A simple Google search can tell you that a drone is an unmanned aerial vehicle (UAV)—but seriously, what is a drone? You know they fly, spy, deliver packages, and take pictures, but are they really an invasive technology . . . or something to have fun with?
UAVs were originally designed for intelligence-gathering purposes, but over the past decade, drones have evolved from covert operation tools to toys that you can play with in the park on a Sunday afternoon.
To answer the question of “What is a drone,” it helps to look back into history. The idea of having an unmanned aircraft go into battle started with the first known UAV attack, which occurred in 1849, when Austria sent bomb-filled balloons over Venice. Then, in 1935, film star and model-airplane fan Reginald Denny created the first scale-model-sized remote-controlled airplane, an item that would go on to inspire current drones.
When the CIA began flying unarmed drones over Afghanistan in 2000, the machine first entered the public eye and immediately had everyone asking “What is a drone?” In 2002, the government released the infamous Predator drone, which was used to seek out terrorists. This effectively changed military surveillance forever.
Because technology has become more advanced—and the cost of production has gone down—you no longer need a military contract to buy a drone. This is why you see so many approachable UAVs on the market today.
From kid-friendly and not-too-expensive models like the Nimbus Remote Control Mini Drone to the high-tech, geeked-out Walkera Ready to Fly Hexcopter, plenty of choices in all price ranges are available.
It is important to note, however, that all drones weighing more than a half-pound (and less than 55 pounds) must be registered with the Federal Aviation Administration before ever being flown outdoors.
Today, the artistic work of drones can be seen in blockbuster movies such as Skyfall and at the Drone Film Festival in New York City. Additionally, there are UAV photography contests held around the world.

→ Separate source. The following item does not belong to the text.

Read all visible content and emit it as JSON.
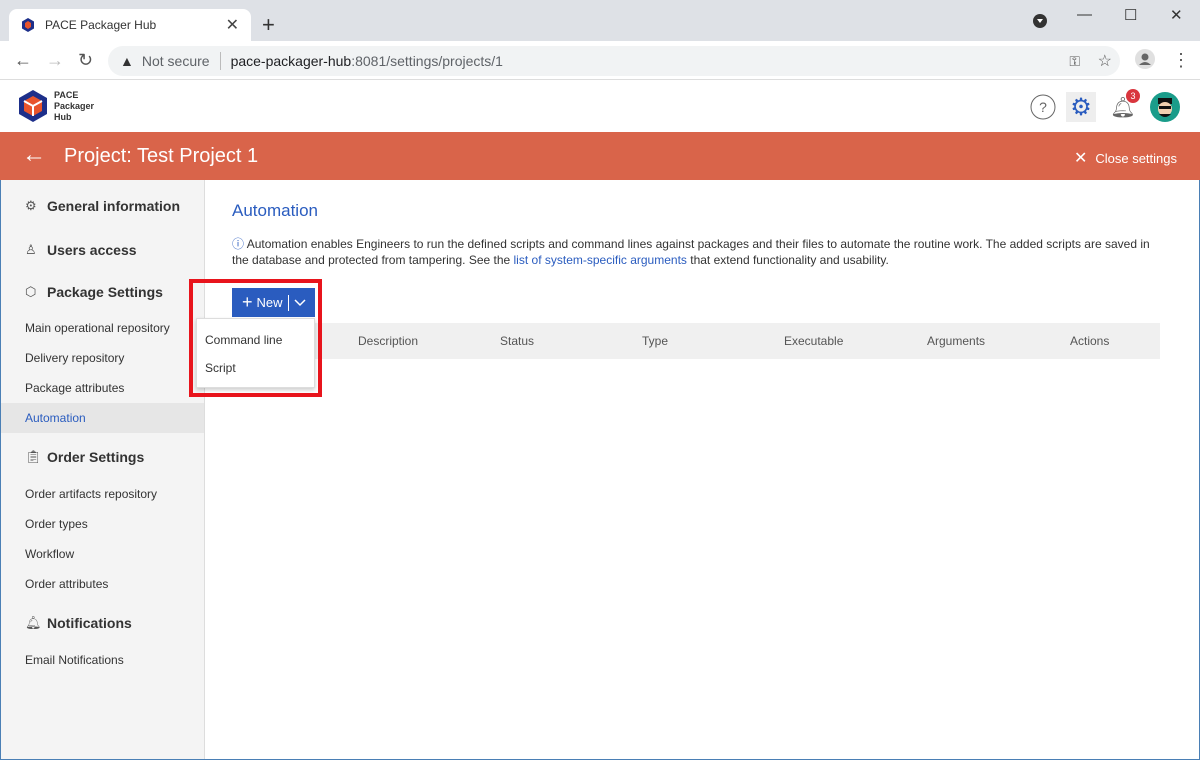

In fact, many of drones you come across will have photo and video capabilities. Some can even stream footage onto your smartphone, like Parrot’s AR Drone 2.0 Power Edition, a quadcopter-style drone that can shoot footage while on the move, even as it does a flip. For still-life shots, one of the most celebrated drones for photography is the Yuneec Typhoon Q500, which has an ultra HD camera, ground station controller, and a handheld camera mount. Use one to document an epic hike, get shots of your party from above, or even to take the ultimate selfie.